Essentially what’s happening is that founder Michael Dell has proposed a deal to take the company private at $13.65 a share, and it hasn’t gone smoothly. Both Blackstone Group and famed activist investor Carl Icahn made preliminary proposals for competing bids at the end of March. A lot of people have thought Dell shouldn’t be able to vote his own shares, and that he’s conflicted, but at the same time the company has gone through some very hard years.
Icahn is a bit like the Robert Holmes a Court of US mergers: he has got a good nose for getting involved. The fact is, Michael Dell wants it – it’s a company with his name, and I reckon Icahn is very smart using his stake and suggesting that he might be a fly in the ointment.
The stock is trading at $US14.19, so if you are of a mind to buy into something overseas, I think this is a situation worth looking at. It’s got some of the classic elements: a founder who really wants to buy the stock and potential competing bidders with a major blocking stake. I think Dell may do some sort of deal with Icahn, and that would likely be good for shareholders. Of course, there’s issues around currency and more, but I think this is one of the more interesting situations globally and if it were an Australian deal I would suggest getting amongst it.
Tom Elliott, a director of Beulah Capital and MM&E Capital, may have interests in any of the stocks mentioned.
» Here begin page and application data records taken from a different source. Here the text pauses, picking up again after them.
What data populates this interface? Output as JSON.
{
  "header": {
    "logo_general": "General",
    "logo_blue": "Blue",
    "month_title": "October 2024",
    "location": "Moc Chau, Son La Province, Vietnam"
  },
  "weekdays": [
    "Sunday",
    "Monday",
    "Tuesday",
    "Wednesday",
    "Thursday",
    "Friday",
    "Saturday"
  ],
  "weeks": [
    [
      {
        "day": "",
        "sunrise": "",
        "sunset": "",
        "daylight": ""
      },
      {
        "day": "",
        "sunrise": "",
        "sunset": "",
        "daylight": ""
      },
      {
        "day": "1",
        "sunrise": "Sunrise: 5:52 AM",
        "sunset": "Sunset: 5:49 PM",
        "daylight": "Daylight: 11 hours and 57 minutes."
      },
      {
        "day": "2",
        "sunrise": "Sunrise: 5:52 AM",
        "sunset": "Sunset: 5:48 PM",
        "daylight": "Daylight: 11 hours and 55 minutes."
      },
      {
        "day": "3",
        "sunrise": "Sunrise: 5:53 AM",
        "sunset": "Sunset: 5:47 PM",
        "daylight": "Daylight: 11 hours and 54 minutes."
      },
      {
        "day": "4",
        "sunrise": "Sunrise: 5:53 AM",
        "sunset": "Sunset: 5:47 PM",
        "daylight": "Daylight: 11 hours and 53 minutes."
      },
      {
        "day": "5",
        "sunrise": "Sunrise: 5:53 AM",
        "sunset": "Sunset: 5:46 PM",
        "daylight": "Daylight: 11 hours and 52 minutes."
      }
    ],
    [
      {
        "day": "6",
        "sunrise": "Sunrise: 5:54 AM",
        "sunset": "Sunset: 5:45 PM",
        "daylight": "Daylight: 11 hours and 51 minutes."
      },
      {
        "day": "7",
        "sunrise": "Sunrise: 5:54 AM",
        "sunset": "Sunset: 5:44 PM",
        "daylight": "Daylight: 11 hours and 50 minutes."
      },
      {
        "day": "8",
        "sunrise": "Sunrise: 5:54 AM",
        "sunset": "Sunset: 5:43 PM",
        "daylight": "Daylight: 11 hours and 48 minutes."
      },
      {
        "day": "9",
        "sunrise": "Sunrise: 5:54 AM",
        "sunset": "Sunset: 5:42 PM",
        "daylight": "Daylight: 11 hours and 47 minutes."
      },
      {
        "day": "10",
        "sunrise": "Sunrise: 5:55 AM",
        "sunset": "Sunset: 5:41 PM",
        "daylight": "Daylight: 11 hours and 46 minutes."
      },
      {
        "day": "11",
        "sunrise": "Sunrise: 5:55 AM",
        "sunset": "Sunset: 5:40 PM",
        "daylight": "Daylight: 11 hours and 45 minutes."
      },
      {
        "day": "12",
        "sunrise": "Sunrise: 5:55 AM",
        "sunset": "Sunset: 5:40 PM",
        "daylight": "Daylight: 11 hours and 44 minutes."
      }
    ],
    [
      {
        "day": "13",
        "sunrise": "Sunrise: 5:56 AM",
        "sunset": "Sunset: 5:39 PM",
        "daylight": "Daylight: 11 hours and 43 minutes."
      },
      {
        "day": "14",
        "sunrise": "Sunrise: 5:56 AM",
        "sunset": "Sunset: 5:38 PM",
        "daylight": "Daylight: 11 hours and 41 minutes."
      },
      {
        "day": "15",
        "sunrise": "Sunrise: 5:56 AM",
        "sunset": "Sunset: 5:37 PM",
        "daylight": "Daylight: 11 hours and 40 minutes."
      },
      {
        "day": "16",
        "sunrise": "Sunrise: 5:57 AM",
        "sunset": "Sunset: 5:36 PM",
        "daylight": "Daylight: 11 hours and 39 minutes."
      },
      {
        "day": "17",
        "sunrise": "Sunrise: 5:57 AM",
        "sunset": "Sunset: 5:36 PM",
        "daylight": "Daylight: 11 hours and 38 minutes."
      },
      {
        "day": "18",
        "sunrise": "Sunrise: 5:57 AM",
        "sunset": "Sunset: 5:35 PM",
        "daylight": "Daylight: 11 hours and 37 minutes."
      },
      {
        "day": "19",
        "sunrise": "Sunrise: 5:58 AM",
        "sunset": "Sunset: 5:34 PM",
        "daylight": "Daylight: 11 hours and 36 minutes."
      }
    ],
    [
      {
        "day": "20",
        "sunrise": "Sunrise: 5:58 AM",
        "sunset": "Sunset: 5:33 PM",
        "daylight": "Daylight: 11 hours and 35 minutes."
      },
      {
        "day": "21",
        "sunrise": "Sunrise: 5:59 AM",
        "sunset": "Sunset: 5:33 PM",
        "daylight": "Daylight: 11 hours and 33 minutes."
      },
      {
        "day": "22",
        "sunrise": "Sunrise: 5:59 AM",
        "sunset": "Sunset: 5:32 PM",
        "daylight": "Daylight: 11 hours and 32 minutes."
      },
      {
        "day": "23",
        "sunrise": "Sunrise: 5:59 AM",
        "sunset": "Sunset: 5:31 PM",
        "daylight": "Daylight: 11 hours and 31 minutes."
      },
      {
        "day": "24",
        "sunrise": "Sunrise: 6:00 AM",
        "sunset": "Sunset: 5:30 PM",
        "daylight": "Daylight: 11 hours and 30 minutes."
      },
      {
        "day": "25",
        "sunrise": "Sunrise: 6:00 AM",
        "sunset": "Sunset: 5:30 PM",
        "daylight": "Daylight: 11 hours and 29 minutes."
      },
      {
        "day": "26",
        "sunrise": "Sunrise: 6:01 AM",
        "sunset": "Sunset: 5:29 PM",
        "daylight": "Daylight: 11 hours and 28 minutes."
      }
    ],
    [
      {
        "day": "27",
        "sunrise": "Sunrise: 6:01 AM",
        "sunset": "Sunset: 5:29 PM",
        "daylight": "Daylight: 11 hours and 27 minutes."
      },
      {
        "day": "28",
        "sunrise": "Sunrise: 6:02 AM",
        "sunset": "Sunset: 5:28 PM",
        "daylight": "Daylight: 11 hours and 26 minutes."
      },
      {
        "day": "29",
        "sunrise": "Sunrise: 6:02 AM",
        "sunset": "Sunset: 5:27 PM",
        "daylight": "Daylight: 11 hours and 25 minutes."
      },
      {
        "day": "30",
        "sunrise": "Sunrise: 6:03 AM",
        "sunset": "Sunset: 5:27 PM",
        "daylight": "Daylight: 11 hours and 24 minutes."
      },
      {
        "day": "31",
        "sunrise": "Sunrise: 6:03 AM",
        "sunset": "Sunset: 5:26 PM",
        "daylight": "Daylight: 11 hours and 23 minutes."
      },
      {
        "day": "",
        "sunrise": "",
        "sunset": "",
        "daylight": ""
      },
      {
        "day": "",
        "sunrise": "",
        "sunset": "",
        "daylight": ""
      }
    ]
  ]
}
Takeover Action April 4-10, 2013
|13/02/2013||Central Australian Phosphate||CEN||Rum Jungle Resources||0.00|
|16/03/2103||Eftel||EFT||M2Telecommunications Group||19.90||Pre-bid arrangement|
|8/04/2013||Firestone Energy||FSE||Range River Gold||23.36|
|22/03/2013||Gujarat NRE Coking Coal||GNM||Jindal Steel & Power||28.79||Closed Mar 29|
|8/03/2013||LinQ Resources Fund||LRF||IMC Resources||97.35||FIRB approves.|
|3/04/2013||Neptune Marine||NMS||MTQ Corp||86.81||Unconditional. Closed April 5|
|18/02/2013||United Orogen||UOG||Iron Mountain Mining||22.93||Unconditional|
|Schemes of Arrangement|
|24/12/2012||Avocet Resources||AYE||Lion One Metals||0.00|
|11/03/2013||Endocoal||EOC||China Yima Coal/Daton Group||0.00||Effective Apr 22|
|8/03/2013||Kumarina Resources||KMR||Zeta Resources||0.00||Vote May 7|
|22/03/2013||Norfolk Group||NFK||RCR Tomlinson||0.00|
|8/04/2013||Sundance Resources||SDL||Hanlong Mining Investment||17.99||AFR: Terminated.|
|21/03/2013||Billabong International||BBG||Altamount/VF Consortium||0.00||Indicative proposal|
|9/04/2013||Billabong International||BBG||Exec Paul Naude Consortium||0.00||10-day exclusivity|
|4/12/2012||Graincorp||GNC||Archer Daniels Midland||19.90||Revised indicative offer|
|5/03/2013||Westside Corp||WCL||Unnamed parties||0.00||Discussions continue|
|28/02/2013||WHK Group||WHG||SFG Australia||0.00||Non-binding indicative proposal. Discussions continue|